1:14:49:03 From the late 1950s when the international association was formed I began to have an international horizon; I became the British representative on the junta at the International Institute in Prato which was then getting into its stride; I had an annual commitment there and met a lot of the Italian economic historians; through one of them, Luigi de Rosa from Naples, an academically powerful man, I acquired various commitments, one of which has been  the 'Journal of European Economic History' founded by Luigi in 1971; I am not technically a member of the editorial board but nothing much happened that I did not know about; it is published by the Bank of Rome; also Luigi was a determinant economic historian in the Italian Institute of Philosophical Studies in Naples; for the last ten years I have been giving a course of lectures every year there; Luigi died three years ago but his commitments lived on after him and they have wanted me to continue; this is a different commitment every year and they have a general theme of the Institute which I try to fit in with; they have published two little books of the lectures and there are two more in the press in Naples; that has been an attractive commitment for me and I owe much to Luigi which I am happy to try to repay
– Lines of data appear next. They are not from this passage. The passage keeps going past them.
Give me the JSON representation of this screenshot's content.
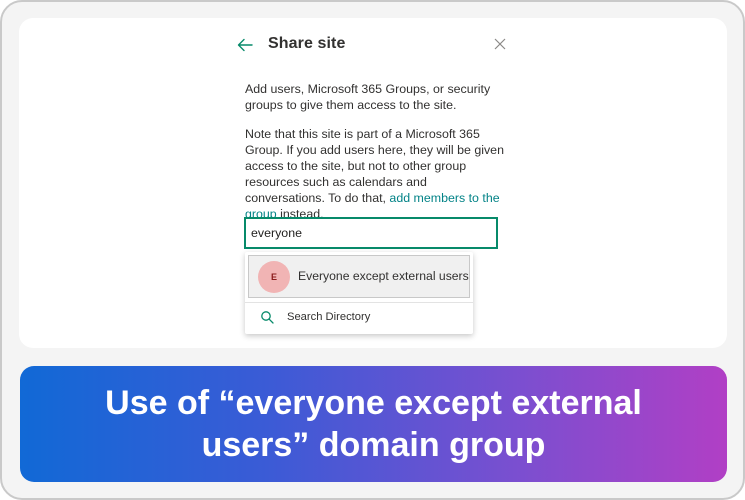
{
  "panel": {
    "title": "Share site",
    "paragraph1": "Add users, Microsoft 365 Groups, or security groups to give them access to the site.",
    "paragraph2_prefix": "Note that this site is part of a Microsoft 365 Group. If you add users here, they will be given access to the site, but not to other group resources such as calendars and conversations. To do that, ",
    "paragraph2_link": "add members to the group",
    "paragraph2_suffix": " instead."
  },
  "search": {
    "value": "everyone"
  },
  "dropdown": {
    "suggestion": {
      "avatar_initial": "E",
      "label": "Everyone except external users"
    },
    "search_directory_label": "Search Directory"
  },
  "banner": {
    "text": "Use of “everyone except external users” domain group"
  },
  "colors": {
    "accent": "#078a6a",
    "link": "#038387",
    "avatar_bg": "#f1b4b4"
  },
  "icons": [
    "back-arrow-icon",
    "close-icon",
    "search-icon"
  ]
}
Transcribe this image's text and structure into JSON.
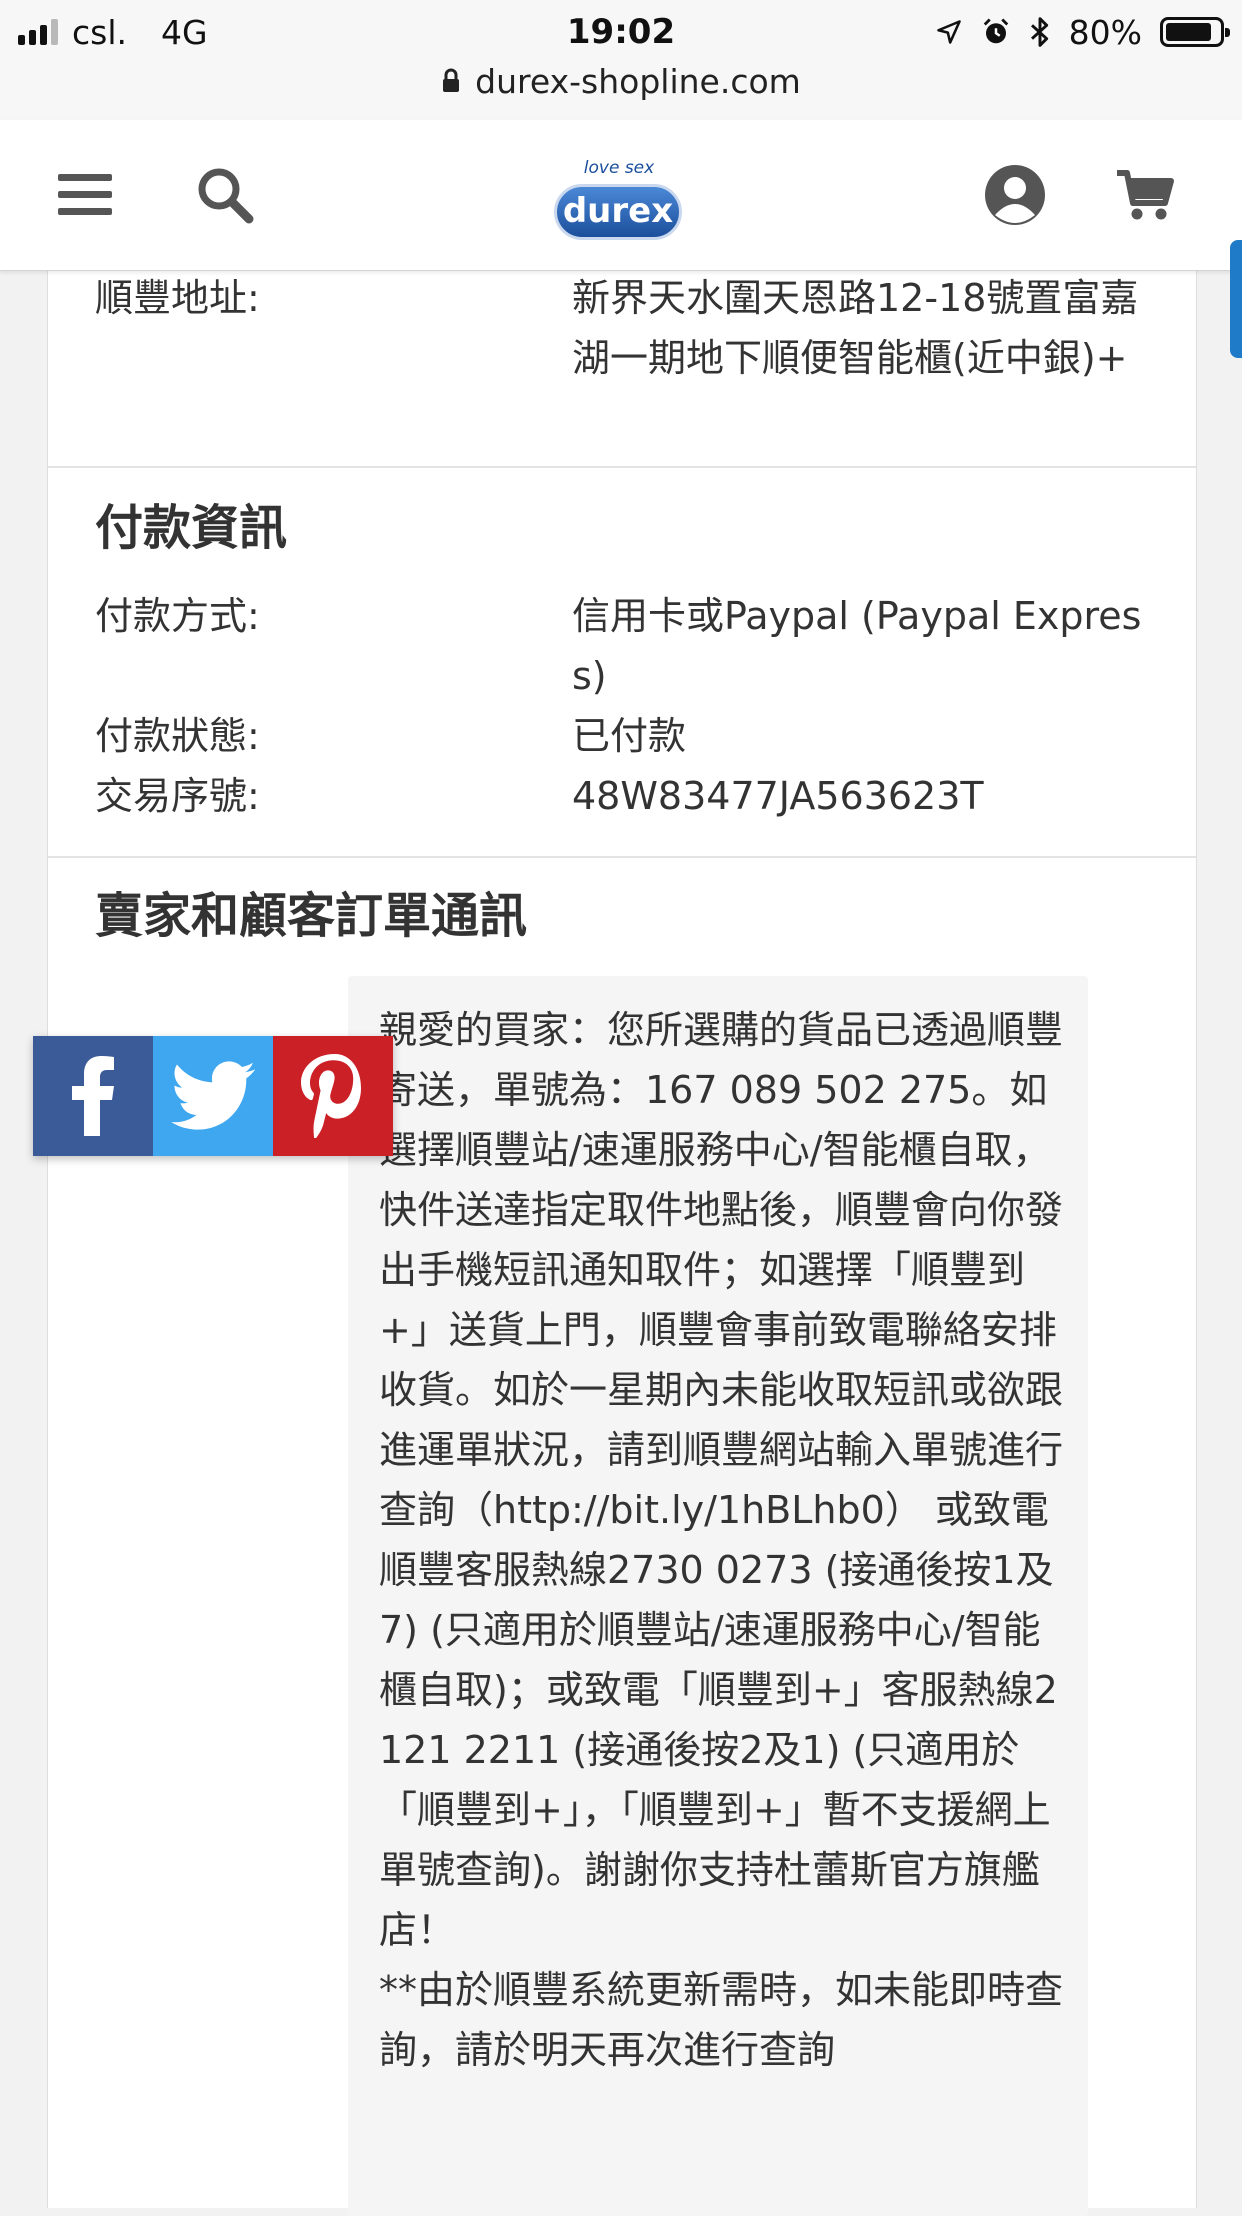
{
  "status_bar": {
    "carrier": "csl.",
    "network": "4G",
    "time": "19:02",
    "battery": "80%",
    "url": "durex-shopline.com",
    "icons": [
      "location-arrow-icon",
      "alarm-icon",
      "bluetooth-icon",
      "battery-icon",
      "lock-icon"
    ]
  },
  "header": {
    "logo_tagline": "love sex",
    "logo_name": "durex",
    "icons": [
      "hamburger-menu-icon",
      "search-icon",
      "account-icon",
      "cart-icon"
    ],
    "accent": "#1c4f9c"
  },
  "shipping": {
    "address_label": "順豐地址:",
    "address_value": "新界天水圍天恩路12-18號置富嘉湖一期地下順便智能櫃(近中銀)+"
  },
  "payment": {
    "title": "付款資訊",
    "method_label": "付款方式:",
    "method_value": "信用卡或Paypal (Paypal Express)",
    "status_label": "付款狀態:",
    "status_value": "已付款",
    "txn_label": "交易序號:",
    "txn_value": "48W83477JA563623T"
  },
  "messages": {
    "title": "賣家和顧客訂單通訊",
    "body": "親愛的買家：您所選購的貨品已透過順豐寄送，單號為：167 089 502 275。如選擇順豐站/速運服務中心/智能櫃自取，快件送達指定取件地點後，順豐會向你發出手機短訊通知取件；如選擇「順豐到+」送貨上門，順豐會事前致電聯絡安排收貨。如於一星期內未能收取短訊或欲跟進運單狀況，請到順豐網站輸入單號進行查詢（http://bit.ly/1hBLhb0） 或致電順豐客服熱線2730 0273 (接通後按1及7) (只適用於順豐站/速運服務中心/智能櫃自取)；或致電「順豐到+」客服熱線2121 2211 (接通後按2及1) (只適用於「順豐到+」，「順豐到+」暫不支援網上單號查詢)。謝謝你支持杜蕾斯官方旗艦店！\n**由於順豐系統更新需時，如未能即時查詢，請於明天再次進行查詢"
  },
  "share": {
    "buttons": [
      {
        "name": "facebook",
        "icon": "facebook-icon",
        "color": "#3a5a98"
      },
      {
        "name": "twitter",
        "icon": "twitter-icon",
        "color": "#3ea7ef"
      },
      {
        "name": "pinterest",
        "icon": "pinterest-icon",
        "color": "#cc2027"
      }
    ]
  }
}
1:19:56:22 I have never done any research using Japanese data I went to international meetings there and had three or four Japanese scholars who were sent by their professors to take doctorates in Oxford; thus I became known to Japanese economic historians and that link continues; also when the present Crown Prince came to Oxford I became his research supervisor; he had bucked the trend of the family as his father etc. were all marine biologists, but he was an economic historian; when his family and the Imperial Household Agency wanted him to spend two years in the West, Britain was chosen; I had been much involved with one of his senior academic advisors in Japan so he came to Oxford in 1983 for two years; that commitment has continued and I shall see him again in November; that was one link that consolidated my nexus with Japan and meant very much more than I had realized it would; when I came to Downing College in 1987 I found that there was a link with Keio University and that has consolidated; [Keio gave me an honorary degree in November. My main continuing commitment with Japan is as President of the Great Britain - Sasakawa Foundation whose remit is promoting links between this country and Japan.]